- Problem statement: Examine the data below and state how many lines contain "ssid", offering no other words.

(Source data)
+++

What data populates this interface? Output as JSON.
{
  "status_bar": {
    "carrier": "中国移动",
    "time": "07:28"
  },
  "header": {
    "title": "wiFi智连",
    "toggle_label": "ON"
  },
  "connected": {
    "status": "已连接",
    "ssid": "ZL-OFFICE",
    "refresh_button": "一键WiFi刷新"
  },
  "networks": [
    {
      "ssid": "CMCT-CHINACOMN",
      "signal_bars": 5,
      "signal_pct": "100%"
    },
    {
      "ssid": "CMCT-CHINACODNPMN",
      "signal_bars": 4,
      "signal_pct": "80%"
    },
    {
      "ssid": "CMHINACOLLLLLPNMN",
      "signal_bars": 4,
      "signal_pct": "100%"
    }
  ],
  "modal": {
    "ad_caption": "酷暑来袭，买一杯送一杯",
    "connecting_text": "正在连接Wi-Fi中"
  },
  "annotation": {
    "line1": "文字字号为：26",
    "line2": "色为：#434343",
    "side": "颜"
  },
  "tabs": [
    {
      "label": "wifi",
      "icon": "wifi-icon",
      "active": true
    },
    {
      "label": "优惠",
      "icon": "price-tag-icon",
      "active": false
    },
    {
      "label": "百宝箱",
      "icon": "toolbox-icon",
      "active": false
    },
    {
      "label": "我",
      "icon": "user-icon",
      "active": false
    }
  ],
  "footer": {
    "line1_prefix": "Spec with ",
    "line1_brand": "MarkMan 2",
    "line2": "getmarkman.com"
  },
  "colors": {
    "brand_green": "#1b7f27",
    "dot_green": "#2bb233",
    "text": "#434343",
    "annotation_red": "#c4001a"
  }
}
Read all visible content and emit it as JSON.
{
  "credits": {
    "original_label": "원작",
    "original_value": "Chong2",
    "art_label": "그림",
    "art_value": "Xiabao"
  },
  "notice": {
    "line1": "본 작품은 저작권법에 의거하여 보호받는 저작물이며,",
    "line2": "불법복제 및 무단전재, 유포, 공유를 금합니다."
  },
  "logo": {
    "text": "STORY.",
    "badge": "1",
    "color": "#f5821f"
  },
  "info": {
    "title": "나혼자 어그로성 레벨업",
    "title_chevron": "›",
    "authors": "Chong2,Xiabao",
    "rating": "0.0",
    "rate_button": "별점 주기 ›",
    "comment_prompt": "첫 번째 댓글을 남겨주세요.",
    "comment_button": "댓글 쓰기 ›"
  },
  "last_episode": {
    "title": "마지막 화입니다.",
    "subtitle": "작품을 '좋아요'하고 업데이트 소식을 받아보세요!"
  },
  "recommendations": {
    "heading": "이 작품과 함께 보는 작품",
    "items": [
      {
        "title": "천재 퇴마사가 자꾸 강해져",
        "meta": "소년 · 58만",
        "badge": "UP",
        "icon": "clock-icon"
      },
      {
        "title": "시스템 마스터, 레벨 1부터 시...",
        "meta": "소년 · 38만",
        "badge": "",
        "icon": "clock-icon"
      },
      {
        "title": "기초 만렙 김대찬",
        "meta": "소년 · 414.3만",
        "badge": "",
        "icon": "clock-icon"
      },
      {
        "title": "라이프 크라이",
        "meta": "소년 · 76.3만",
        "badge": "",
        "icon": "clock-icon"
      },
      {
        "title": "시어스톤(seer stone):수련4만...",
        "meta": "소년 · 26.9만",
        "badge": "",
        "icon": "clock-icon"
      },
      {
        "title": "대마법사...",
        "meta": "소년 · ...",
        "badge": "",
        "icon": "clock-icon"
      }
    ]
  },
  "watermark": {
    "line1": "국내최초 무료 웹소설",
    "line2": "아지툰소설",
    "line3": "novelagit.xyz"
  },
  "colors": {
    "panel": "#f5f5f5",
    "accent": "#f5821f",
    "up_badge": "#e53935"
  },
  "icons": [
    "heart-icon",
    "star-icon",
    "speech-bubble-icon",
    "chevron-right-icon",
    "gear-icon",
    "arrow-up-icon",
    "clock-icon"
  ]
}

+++

- Response for this exercise: 4